Repositories written by Oak Segment do not generate a manifest file while those written by Oak Segment Tar do. This difference enables a fail-fast approach: when Oak Segment opens a data folder containing a manifest, it immediately fails complaining that the data format is too new. When Oak Segment Tar opens a non-empty data folder without a manifest, it immediately fails complaining that the data format is too old.

Logic record IDs

  • Jira issue: OAK-4659
  • Since: Oak Segment Tar 0.0.14

In the previous implementation (Oak Segment) the position of a record in its segment is fixed. Once written, its address consists of the identifier of its segment followed by its offset within the segment. The offset is the effective position of the record in the segment.

This way of addressing records implies that a record can’t be moved within a segment without changing its address. Moving a record means changing its segment, its position or both and results in all reference to it being broken.

To gain more flexibility for storing records, a new level of indirection was introduced replacing offsets with logic identifiers. Instead of referencing a record by a segment identifier and its offset in the segment, a segment identifier and a record number is used. The record number is a logic address for a record in the segment and is local to the segment.

With this solution the record can be moved within the segment without breaking references to it. This change enables a number of different algorithms when it comes to garbage collection. For example, some records can now be removed from a segment and the segment can be shrunk down by moving every remaining record next to each other. This operation would change the position of the remaining record in the segment, but not their logic record identifier.

This change introduced a new translation table in the segment header to map record numbers to record offsets. The table occupies 9 bytes per record (4 bytes for the record number, 1 byte for the record type and 4 bytes for the record offset). Moreover, a new 4-bytes-long integer field has been added to the segment header containing the number of entries of the translation table.

Root record types

  • Jira issue: OAK-2498
  • Since: Oak Segment Tar 0.0.16

The record number translation table mentioned in the previous paragraph contains a 1-byte field for every record. This field determines the type of the record referenced by that row of the table. The change in this paragraph is about improving the information stored in the type field of the record number translation table.

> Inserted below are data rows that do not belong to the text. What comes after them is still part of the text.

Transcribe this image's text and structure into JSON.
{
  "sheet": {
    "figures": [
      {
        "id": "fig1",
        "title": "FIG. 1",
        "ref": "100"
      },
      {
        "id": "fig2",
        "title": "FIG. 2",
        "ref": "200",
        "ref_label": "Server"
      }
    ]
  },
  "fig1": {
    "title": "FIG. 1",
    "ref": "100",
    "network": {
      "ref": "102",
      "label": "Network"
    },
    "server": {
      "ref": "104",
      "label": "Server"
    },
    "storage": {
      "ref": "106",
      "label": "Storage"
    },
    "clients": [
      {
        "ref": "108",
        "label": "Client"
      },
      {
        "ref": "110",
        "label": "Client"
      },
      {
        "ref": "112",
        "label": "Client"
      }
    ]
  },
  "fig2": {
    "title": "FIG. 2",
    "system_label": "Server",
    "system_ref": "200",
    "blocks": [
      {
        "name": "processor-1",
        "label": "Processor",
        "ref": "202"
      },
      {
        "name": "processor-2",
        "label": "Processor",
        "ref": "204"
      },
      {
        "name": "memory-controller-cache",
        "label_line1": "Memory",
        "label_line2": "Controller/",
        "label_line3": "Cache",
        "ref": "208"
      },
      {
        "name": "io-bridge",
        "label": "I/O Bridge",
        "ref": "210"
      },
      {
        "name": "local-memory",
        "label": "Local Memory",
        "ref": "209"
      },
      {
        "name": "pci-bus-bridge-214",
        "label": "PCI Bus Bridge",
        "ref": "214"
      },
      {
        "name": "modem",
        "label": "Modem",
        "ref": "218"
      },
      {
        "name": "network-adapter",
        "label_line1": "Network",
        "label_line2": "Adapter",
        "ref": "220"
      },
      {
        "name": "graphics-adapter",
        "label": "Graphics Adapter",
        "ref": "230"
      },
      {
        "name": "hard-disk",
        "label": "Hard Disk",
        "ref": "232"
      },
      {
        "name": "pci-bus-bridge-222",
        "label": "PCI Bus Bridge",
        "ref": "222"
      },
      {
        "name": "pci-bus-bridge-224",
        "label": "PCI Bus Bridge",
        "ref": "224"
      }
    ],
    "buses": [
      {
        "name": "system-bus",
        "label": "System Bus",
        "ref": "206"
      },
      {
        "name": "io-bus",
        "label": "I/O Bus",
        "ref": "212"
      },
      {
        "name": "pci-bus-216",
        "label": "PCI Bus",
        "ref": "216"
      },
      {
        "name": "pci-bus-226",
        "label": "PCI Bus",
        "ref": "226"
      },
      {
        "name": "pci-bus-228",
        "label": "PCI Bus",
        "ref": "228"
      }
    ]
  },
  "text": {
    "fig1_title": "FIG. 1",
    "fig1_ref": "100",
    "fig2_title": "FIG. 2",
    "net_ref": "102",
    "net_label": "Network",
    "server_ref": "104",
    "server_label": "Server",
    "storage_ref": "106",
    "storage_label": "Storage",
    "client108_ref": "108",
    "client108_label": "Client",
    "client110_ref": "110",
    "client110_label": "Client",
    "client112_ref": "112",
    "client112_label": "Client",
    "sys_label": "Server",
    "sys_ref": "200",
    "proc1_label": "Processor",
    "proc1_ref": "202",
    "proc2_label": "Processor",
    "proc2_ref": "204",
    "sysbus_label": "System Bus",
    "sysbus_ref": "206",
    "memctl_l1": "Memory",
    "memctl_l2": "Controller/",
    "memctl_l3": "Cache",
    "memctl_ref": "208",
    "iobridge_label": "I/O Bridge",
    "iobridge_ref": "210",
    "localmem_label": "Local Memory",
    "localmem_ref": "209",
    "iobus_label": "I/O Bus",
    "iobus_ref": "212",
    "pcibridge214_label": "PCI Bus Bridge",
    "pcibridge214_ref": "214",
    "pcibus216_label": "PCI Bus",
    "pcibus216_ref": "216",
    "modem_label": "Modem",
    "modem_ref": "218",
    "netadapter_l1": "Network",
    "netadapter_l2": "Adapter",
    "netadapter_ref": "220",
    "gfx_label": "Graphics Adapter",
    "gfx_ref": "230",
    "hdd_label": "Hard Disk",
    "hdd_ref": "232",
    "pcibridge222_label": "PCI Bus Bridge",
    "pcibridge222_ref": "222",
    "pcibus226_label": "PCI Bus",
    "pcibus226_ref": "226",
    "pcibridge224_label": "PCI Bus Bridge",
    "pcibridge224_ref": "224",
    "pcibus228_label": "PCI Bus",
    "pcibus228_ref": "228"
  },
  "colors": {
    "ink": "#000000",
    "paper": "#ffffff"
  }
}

The bulk of this change is the introduction of a new record type identifying records pointing to external binary data, e.g. data contained in an external Blob Store. This is a very important information to have at hand, because it allows Oak Segment Tar to efficiently reconstruct or populate the index of binary references. Being able to cheaply identify references to external binaries is of paramount importance when a recovery operation is performed after a crash or a data corruption. The recovery algorithm doesn’t have access to the whole repository, but needs to work on a segment at a time. The additional record type allows the recovery algorithm to correctly recover the index of binary references even if only the segment at hand is considered without further context.